--- DATASET ENTRIES ---

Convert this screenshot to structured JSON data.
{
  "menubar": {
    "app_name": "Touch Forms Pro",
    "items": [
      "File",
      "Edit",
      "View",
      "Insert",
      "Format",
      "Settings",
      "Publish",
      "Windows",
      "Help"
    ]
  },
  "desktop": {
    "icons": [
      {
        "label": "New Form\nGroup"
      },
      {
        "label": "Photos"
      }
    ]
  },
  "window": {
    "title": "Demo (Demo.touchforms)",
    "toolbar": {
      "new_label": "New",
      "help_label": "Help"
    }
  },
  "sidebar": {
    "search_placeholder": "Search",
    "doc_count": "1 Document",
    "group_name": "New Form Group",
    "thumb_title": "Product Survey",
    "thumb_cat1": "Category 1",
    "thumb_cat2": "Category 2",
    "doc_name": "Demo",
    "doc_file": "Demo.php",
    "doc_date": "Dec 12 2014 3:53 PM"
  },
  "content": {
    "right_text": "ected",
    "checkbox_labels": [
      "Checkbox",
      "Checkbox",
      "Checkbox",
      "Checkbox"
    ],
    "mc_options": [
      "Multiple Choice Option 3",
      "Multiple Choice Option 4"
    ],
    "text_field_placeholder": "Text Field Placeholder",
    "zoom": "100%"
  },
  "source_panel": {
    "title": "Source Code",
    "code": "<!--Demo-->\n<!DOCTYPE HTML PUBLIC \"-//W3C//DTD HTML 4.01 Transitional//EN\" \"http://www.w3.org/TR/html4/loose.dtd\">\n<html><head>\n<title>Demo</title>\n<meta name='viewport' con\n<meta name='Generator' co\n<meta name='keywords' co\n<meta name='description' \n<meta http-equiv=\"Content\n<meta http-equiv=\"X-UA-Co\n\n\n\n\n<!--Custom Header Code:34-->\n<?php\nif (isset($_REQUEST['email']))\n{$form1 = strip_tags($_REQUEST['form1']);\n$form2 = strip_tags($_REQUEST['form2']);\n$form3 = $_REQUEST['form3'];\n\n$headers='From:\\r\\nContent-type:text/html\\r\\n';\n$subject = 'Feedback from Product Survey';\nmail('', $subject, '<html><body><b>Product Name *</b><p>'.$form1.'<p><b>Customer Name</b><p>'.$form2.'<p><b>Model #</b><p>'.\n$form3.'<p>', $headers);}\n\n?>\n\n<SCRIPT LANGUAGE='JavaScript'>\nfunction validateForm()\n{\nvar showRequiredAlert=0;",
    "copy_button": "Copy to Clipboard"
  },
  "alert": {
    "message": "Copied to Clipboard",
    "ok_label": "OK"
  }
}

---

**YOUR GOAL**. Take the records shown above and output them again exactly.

**RESPONSE TO THE TASK**.
Convert this screenshot to structured JSON data.
{
  "menubar": {
    "app_name": "Touch Forms Pro",
    "items": [
      "File",
      "Edit",
      "View",
      "Insert",
      "Format",
      "Settings",
      "Publish",
      "Windows",
      "Help"
    ]
  },
  "desktop": {
    "icons": [
      {
        "label": "New Form\nGroup"
      },
      {
        "label": "Photos"
      }
    ]
  },
  "window": {
    "title": "Demo (Demo.touchforms)",
    "toolbar": {
      "new_label": "New",
      "help_label": "Help"
    }
  },
  "sidebar": {
    "search_placeholder": "Search",
    "doc_count": "1 Document",
    "group_name": "New Form Group",
    "thumb_title": "Product Survey",
    "thumb_cat1": "Category 1",
    "thumb_cat2": "Category 2",
    "doc_name": "Demo",
    "doc_file": "Demo.php",
    "doc_date": "Dec 12 2014 3:53 PM"
  },
  "content": {
    "right_text": "ected",
    "checkbox_labels": [
      "Checkbox",
      "Checkbox",
      "Checkbox",
      "Checkbox"
    ],
    "mc_options": [
      "Multiple Choice Option 3",
      "Multiple Choice Option 4"
    ],
    "text_field_placeholder": "Text Field Placeholder",
    "zoom": "100%"
  },
  "source_panel": {
    "title": "Source Code",
    "code": "<!--Demo-->\n<!DOCTYPE HTML PUBLIC \"-//W3C//DTD HTML 4.01 Transitional//EN\" \"http://www.w3.org/TR/html4/loose.dtd\">\n<html><head>\n<title>Demo</title>\n<meta name='viewport' con\n<meta name='Generator' co\n<meta name='keywords' co\n<meta name='description' \n<meta http-equiv=\"Content\n<meta http-equiv=\"X-UA-Co\n\n\n\n\n<!--Custom Header Code:34-->\n<?php\nif (isset($_REQUEST['email']))\n{$form1 = strip_tags($_REQUEST['form1']);\n$form2 = strip_tags($_REQUEST['form2']);\n$form3 = $_REQUEST['form3'];\n\n$headers='From:\\r\\nContent-type:text/html\\r\\n';\n$subject = 'Feedback from Product Survey';\nmail('', $subject, '<html><body><b>Product Name *</b><p>'.$form1.'<p><b>Customer Name</b><p>'.$form2.'<p><b>Model #</b><p>'.\n$form3.'<p>', $headers);}\n\n?>\n\n<SCRIPT LANGUAGE='JavaScript'>\nfunction validateForm()\n{\nvar showRequiredAlert=0;",
    "copy_button": "Copy to Clipboard"
  },
  "alert": {
    "message": "Copied to Clipboard",
    "ok_label": "OK"
  }
}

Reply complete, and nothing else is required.